Wednesday, April 15, 2009


Three things are coalescing in my crummy, sideways mind:

1) An important news item about Jennifer Love Hewitt!! I've always had a keen interest in Ms. Hewitt's theatrical career. She has a nice rack. Anyway, apparently, she looks forward to one day showing pin-up photos of herself to her grandchildren. As she puts it, then she can say "'See, I was cute.'"

2) Puberty is very difficult for some parents. I'm told it's also painful for teenagers themselves, but, really, who cares? A couple we know are having a bad time of it. But their child isn't taking drugs or having sex or bullying people online. No. The thing that's really troubling them is that no matter what they do, their kid keeps telling them, "You're embarrassing."

3) After six years of my own painful research, I'm certain that parenthood does in fact reduce one to a crummy, slovenly, untucked and uncool shadow of one's former self. The other night, Anette and I were standing outside of our cabin on the night train home from an Easter weekend with the grandparents. We were exhausted, poorly dressed and bitchy. We were waiting for our two darling daughters to fall asleep, so that we could enter the cabin, rummage around in the dark for our pajamas and toothbrushes, and then do the same. We must have looked profoundly square, and more than a little miserable.
In the cabin next to ours, twenty-one year old tough girls were hoisting beers and talking trash about tough boys. Fifteen feet down the hallway, a couple of thirty-year-old paragliders were slowly circling a 27-year-old junior executive babe--all 3 were slim, trim and dressed in black. Even the train steward was young and moussed up.
Most of these people didn't pay us any attention. But if they had, they might have thought I was a pretty sad excuse for an amateur adult. As I lay in my bunk a bit later, I felt a bit like a laughingstock. And then of course I fell asleep, because I was tired and I'm old.

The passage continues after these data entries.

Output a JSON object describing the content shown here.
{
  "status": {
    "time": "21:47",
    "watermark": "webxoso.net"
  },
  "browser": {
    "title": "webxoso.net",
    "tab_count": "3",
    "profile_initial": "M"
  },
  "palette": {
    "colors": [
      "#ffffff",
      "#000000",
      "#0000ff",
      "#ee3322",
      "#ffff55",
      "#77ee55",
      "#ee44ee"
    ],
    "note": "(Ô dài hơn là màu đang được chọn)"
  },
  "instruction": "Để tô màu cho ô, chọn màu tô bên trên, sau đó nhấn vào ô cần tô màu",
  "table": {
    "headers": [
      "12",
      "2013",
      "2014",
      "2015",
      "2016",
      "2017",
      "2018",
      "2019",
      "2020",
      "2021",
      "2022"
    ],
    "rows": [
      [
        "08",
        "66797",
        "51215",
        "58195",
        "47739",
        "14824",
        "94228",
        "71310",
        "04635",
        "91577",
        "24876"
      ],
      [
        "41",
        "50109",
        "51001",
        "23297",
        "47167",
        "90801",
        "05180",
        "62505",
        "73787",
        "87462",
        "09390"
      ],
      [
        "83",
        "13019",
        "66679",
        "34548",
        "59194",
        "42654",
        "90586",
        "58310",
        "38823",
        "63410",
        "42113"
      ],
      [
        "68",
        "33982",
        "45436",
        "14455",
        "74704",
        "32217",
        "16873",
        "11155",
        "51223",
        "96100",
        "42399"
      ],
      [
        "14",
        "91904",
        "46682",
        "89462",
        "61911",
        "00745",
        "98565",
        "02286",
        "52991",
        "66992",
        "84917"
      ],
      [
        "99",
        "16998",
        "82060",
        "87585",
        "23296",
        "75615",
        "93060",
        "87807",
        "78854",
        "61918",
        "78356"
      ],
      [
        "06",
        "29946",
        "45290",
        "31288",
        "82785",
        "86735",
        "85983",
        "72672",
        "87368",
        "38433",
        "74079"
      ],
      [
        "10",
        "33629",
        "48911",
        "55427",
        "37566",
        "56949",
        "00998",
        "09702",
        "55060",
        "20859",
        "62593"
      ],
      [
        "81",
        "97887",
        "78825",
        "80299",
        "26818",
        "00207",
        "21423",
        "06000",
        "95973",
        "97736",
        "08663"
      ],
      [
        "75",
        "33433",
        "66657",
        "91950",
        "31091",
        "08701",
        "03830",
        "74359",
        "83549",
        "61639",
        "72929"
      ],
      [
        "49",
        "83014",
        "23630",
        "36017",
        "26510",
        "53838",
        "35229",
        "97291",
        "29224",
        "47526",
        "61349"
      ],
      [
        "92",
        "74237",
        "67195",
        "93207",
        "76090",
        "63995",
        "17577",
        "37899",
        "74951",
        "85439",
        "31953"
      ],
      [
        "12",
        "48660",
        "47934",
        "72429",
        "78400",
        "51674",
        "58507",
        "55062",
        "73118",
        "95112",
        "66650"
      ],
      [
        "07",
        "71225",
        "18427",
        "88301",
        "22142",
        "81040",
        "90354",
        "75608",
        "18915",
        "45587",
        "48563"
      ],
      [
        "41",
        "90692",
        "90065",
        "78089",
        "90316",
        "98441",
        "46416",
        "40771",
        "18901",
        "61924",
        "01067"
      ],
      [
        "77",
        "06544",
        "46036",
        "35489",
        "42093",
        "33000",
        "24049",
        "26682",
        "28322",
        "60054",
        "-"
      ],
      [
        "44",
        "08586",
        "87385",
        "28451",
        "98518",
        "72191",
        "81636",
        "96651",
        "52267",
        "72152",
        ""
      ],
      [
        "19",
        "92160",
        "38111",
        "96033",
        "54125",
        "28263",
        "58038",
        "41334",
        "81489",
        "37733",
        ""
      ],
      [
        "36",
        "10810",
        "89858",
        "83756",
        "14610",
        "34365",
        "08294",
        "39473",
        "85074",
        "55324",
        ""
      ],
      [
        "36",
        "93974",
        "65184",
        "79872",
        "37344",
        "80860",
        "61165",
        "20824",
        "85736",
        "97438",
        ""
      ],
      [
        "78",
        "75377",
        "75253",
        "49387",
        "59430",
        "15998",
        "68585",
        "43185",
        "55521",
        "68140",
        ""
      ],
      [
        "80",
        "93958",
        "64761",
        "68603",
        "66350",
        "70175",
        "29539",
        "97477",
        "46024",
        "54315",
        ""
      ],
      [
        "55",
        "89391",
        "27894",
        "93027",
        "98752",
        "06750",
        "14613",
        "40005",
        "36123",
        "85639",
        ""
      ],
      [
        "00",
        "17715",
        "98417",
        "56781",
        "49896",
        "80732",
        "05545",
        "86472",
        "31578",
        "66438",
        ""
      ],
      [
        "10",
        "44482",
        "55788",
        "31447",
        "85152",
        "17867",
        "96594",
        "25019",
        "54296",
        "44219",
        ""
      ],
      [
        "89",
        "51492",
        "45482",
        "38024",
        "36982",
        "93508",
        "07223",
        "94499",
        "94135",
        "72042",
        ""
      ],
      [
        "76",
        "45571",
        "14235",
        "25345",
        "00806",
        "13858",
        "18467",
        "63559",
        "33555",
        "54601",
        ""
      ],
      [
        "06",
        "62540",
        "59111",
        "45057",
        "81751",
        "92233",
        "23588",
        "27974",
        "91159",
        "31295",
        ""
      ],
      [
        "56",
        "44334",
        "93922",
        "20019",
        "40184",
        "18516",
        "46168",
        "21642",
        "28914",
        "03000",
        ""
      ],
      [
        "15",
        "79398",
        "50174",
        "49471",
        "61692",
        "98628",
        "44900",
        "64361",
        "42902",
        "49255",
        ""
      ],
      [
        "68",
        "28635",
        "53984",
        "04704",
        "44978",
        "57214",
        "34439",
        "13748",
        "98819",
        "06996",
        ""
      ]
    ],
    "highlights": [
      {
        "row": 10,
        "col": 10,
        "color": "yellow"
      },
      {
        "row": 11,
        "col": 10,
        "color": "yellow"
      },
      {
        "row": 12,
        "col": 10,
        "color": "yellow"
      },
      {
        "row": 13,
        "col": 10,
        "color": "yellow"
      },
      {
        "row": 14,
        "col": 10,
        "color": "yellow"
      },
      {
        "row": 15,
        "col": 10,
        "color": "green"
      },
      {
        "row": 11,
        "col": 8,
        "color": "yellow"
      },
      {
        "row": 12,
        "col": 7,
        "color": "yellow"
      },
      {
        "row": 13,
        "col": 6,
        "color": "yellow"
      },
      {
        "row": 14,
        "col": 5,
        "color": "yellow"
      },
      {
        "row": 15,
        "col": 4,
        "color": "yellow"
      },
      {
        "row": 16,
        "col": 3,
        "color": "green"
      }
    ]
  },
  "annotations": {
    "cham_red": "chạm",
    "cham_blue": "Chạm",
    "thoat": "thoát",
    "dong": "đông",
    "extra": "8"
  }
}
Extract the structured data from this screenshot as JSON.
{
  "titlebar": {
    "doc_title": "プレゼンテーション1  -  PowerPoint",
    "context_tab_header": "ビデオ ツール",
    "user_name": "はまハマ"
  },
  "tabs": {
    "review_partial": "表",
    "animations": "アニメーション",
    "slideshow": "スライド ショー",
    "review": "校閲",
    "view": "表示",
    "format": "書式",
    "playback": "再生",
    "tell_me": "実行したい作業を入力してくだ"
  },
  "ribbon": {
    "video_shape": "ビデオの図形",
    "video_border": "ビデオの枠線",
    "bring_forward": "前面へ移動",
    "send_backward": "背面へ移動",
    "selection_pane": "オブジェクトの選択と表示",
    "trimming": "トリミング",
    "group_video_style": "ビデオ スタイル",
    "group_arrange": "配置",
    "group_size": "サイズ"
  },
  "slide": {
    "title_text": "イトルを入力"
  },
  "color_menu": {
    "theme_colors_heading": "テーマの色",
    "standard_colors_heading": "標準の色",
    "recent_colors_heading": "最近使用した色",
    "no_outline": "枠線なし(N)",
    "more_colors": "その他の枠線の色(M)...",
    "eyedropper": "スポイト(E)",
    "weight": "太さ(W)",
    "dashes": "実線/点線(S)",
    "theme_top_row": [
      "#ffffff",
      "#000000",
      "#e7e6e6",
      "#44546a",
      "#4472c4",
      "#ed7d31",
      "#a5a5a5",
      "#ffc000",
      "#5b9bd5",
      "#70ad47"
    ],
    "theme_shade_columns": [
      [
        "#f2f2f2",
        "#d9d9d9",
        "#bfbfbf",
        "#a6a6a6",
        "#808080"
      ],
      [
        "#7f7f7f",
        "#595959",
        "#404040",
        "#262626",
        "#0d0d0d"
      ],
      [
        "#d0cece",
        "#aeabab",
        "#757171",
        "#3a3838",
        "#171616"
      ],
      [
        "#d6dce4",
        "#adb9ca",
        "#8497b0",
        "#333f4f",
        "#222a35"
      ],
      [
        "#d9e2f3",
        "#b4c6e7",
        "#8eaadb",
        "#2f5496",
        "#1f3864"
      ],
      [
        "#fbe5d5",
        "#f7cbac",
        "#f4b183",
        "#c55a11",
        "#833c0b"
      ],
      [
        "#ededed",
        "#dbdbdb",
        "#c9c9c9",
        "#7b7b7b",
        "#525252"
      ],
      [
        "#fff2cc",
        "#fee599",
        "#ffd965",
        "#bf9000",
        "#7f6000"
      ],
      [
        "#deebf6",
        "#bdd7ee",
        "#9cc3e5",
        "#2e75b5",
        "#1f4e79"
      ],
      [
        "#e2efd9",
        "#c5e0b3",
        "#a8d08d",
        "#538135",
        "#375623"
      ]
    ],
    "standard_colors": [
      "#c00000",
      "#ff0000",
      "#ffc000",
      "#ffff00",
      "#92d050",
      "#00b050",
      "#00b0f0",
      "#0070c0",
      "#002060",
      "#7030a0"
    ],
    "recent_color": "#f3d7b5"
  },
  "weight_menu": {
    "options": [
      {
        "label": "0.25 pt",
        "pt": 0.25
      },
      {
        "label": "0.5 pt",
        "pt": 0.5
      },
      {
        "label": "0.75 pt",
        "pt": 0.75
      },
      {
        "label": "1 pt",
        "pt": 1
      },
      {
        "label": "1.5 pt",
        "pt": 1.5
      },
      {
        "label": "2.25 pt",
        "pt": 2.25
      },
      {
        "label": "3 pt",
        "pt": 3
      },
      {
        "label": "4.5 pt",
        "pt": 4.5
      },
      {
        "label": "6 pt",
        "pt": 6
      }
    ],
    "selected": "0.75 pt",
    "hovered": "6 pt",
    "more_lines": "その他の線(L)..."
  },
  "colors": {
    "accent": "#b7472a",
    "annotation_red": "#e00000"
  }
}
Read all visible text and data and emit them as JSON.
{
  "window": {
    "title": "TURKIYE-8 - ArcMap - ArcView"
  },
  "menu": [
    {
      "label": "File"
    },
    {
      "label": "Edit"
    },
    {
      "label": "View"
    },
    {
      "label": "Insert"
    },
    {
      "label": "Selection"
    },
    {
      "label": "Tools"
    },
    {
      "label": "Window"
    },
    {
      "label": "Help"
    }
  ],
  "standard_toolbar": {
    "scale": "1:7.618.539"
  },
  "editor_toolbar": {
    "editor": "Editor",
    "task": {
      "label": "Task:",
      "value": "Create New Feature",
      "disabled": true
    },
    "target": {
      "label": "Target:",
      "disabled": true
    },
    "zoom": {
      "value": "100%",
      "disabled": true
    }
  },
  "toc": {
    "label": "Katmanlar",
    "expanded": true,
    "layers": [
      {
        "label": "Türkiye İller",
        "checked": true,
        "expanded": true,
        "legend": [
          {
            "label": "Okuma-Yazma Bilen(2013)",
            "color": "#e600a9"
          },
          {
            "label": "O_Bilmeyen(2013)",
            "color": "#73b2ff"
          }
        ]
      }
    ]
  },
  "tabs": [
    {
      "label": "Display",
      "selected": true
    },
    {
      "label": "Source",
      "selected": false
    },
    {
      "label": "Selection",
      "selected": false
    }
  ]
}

Why is it so important to us to somehow convey to the youth, and especially our own spawn, that we once had a clue? That we somehow 'get' them because we were once under forty, too?

Some of this is completely understandable and no big deal to me. Even if Jennifer Love Hewitt was my grandmother, seeing pin-up fotos of her would be revolting. What kid would wanna see 'Nanna's naked popo?

And I'm certain that Adinah and V. will think I'm embarrassing when they're teenagers. They probably think that now. This is a kid's job. Why would anyone expect anything different from their kid? Parents and their children aren't pals or co-conspirators--they're apples and oranges. Two completely different kinds of ships in the night. I think it's much creepier when a kid listens to the same kind of music that their parents do, instead of listening to Katy Perry like all the other young idiots.

But there on the train, I got caught up in thinking, 'These kids don't really know me. I'm not always tired and crabby and middle-aged. Look, I used to hang out with actual rock stars, man!'

It was really stupid.

Oh well.


C N Heidelberg said...

I don't really have anything to add, but I like this post, so I'm commenting anyway.

pat said...

Thanks, CN. I'm feeling a little less crummy.

Gavin said...

I knew a guy in NYC who had a pen-and-ink nude cheesecake sketch of his grandmother up on his living-room wall. Grandma, apparently, was a babe back in the day.

Also: I choose to believe that we maintain the core of what made us cool (which is not the same as what made us hipsters), even through exhausted parenthood and middle age.

pat said...

Hi Gavin! Your grandma story gives me the creeps. I'm just one of those people who doesn't want to think of his parents (or their parents) having sex. And your second comment is seemingly reassuring, but it assumes that any of us were ever cool in the first place. I have my doubts. If I was ever cool, it was for about ten minutes in 1982. After that, I was just a goof-ball again.